i unbuckled my seat belt and opened the driver's door--the only door still able to open. i crawled out over the crumbled glass and stood up to walk around to the passenger side to help liz out, as if there were just child locks on the door or something. when i got around to the other side of the car i realized the gravity of the situation. it was entirely smashed into the ground and the windsheild was dangling into the passenger area. i started calling liz's name frantically--i hadn't seen that she had crawled out right after me and made her way up to the highway. i ran around to the car and looked in to see how i could help her, but she was gone. i spun around to find her in the surrounding night lit up by the head lights that were still on and the orange blinking construction sign just up the highway.

a van stopped after we ran up to the guard rail to flag them down. two older men, one 80 and one about 50, ran to us and yelled to see if we were okay. we said that we were and then they called 9-11 on their phone. the oldest man tried to call from my cell phone that i pulled from my bag after wrenching the bag from the back seat of the car. he couldn't figure out how to turn it on and i was so shook up i didn't really know how to show him.

as they were calling i went back to the smoking car, leaned in through the driver's side to put it in park and turn it off. i shut off the head lights and everything about the asthetics of the situation changed. it was now quiet and dark. the only noticable light left was the blinking orange of the road work sign. liz was sitting down against the guard rail, shaking. when i walked over to her i stopped right abover her. she said: we shouldn't have driven home at night. i replied: the worst thing that could happen did and we're okay. but we weren't okay. we had just been too close to violently dying.

the silence of the scene was broken by sirens. i don't think i've ever taken so much comfort in that sound. as what had happened was recorded by authorities and we were checked out the meaning of the wreck became heavy on my mind, more real. i could walk around, i was pacing, and liz was stationary next to the guard rail. the paramedics came twice to make sure she was okay and so after the second round of examination she made her way into the sheriff's car to be out of the cold and into some quiet. her head wouldn't stop spinning.

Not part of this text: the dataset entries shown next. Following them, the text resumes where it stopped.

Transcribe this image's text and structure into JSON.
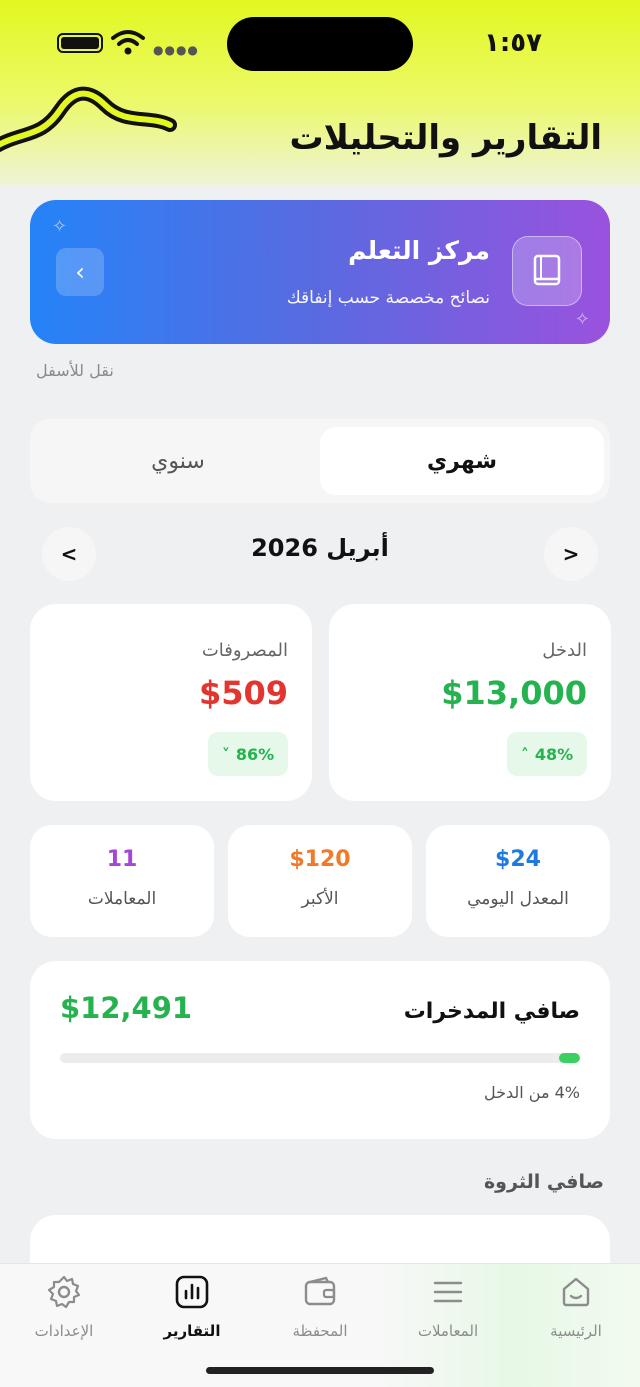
{
  "status_bar": {
    "time": "١:٥٧"
  },
  "page_title": "التقارير والتحليلات",
  "learning_card": {
    "title": "مركز التعلم",
    "subtitle": "نصائح مخصصة حسب إنفاقك"
  },
  "move_down_hint": "نقل للأسفل",
  "period_toggle": {
    "monthly": "شهري",
    "yearly": "سنوي",
    "selected": "monthly"
  },
  "month_nav": {
    "label": "أبريل 2026",
    "prev": "<",
    "next": ">"
  },
  "income": {
    "label": "الدخل",
    "value": "$13,000",
    "badge": "48%",
    "color": "#27b250"
  },
  "expenses": {
    "label": "المصروفات",
    "value": "$509",
    "badge": "86%",
    "color": "#e3342f"
  },
  "mini_stats": [
    {
      "label": "المعدل اليومي",
      "value": "$24",
      "color": "#1f7ae0"
    },
    {
      "label": "الأكبر",
      "value": "$120",
      "color": "#f07a2a"
    },
    {
      "label": "المعاملات",
      "value": "11",
      "color": "#a646d6"
    }
  ],
  "net_savings": {
    "title": "صافي المدخرات",
    "value": "$12,491",
    "note": "4% من الدخل",
    "progress": 0.04
  },
  "net_worth_heading": "صافي الثروة",
  "tabbar": [
    {
      "label": "الرئيسية",
      "icon": "home-icon",
      "active": false
    },
    {
      "label": "المعاملات",
      "icon": "list-icon",
      "active": false
    },
    {
      "label": "المحفظة",
      "icon": "wallet-icon",
      "active": false
    },
    {
      "label": "التقارير",
      "icon": "chart-icon",
      "active": true
    },
    {
      "label": "الإعدادات",
      "icon": "gear-icon",
      "active": false
    }
  ]
}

i walked around picking up our lives from the ground, dust still settling back into it. there were so many buttons everywhere. little dots of color amidst bright fabrics, bottles of gifts, books, clothes, packs, food, tapes, money, and little drops of blood from liz's cut hand.

the sheriff drove us to a the super 8 of hayes, KS after i packed our stuff into the back seat of the car and it was towed off to five star auto repair. the sheriff was nice, but quiet. i'm sure he'd had to do this a million times. liz told him every place we'd been and how we were just five hours from home. we took baths when we got up to the room. liz first. me second. i smoked a cigarette as i layed in the water and tried not to sob. we layed in bed both trying to sleep a little, but i could hear liz jerk around and i was jerking into being awake ever so often too. the only thing i could see when i closed my eyes was the car spinning and in my imanginations of it i tried to figure a way to fix it.

1 comment:

Anonymous said...


thank god you guys are alright.

That's real crazy... and bad luck.

Hopefully you'll heal up nice and fast.

Look on the bright side, at least you're home now.

-James from Wooden Shoe